Is RFID finally ready for prime time at retail?
For some time, it has seemed that RFID for retailing has been thought of as a good idea that was not quite ready for prime time. Sure, RFID is appropriate for preventing theft of high value jewelry and clothing, but maybe not much else, due mainly to the high cost of tags, labor, equipment and implementation.
Maybe the tide has turned. At this week’s RFID Journal Live!, many providers and some retailers made the case that the time is now. Rich Haig, CIO/CTO/MIS Director of Herman Kay, maker of such brands as London Fog, Anne Klein, DVF and Michael Kors, has implemented a five-step RFID deployment program enabling them to track garments at every step of the production and shipping process. (Herman Kay sells to Macy’s, Nordstrom, Hudson’s Bay, J.C. Penney and others.)
RFID enables Herman Kay to verify picked quantities and ensure the accuracy of colors and styles that are boxed. It also enables the company to verify loads are on the right outbound trucks and ensure proper receipt of goods. Electronic proof of delivery helps to reduce chargebacks. Soon, the company will scan goods going into containers at the factory, so they can better anticipate goods they will be receiving and reduce paperwork.
Other brands and retailers are using RFID to track items in stores as well. Tags are getting cheaper, more flexible and easier to apply or embed. Fujitsu has UHF technology allowing hundreds of tags to be read at once and tags that can be used on linen that can be repeatedly washed and bent.
Lululemon increased its inventory accuracy to 98 percent by deploying RFID across all stores, tracking product movement as it arrives at stores, is placed on display and later sold. Macy’s has implemented RFID to better understand when to re-order based on what’s really left on the shelves and trimming $1B in store inventory in the process. All the retailers cited claim to reduce out of stocks while delivering sales lift.
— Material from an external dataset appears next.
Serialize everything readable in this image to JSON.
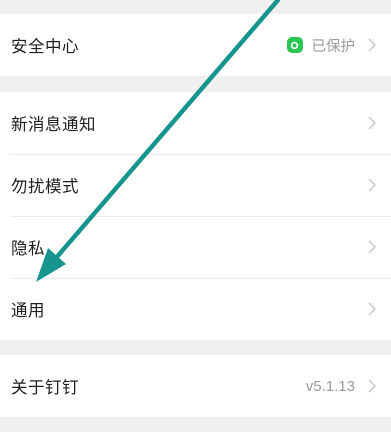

- RFID Brings Lululemon’s Inventory Accuracy to 98 Percent – RFID Journal
- Macy’s Launches Pick to the Last Unit Program for Omnichannel Sales – RFID Journal
- Over 25 percent Of Top UK Retailers Now Using RFID Tags, Says GS1 – European Supermarket Magazine
- Analysis: Automation and the future of the retail workforce – Retail Week
Have the costs and benefits of implementing RFID technology reached a point where most retailers should get serious about implementing it throughout the supply chain, including in stores? What do you see as the biggest hurdles to implementation left when it comes to RFID?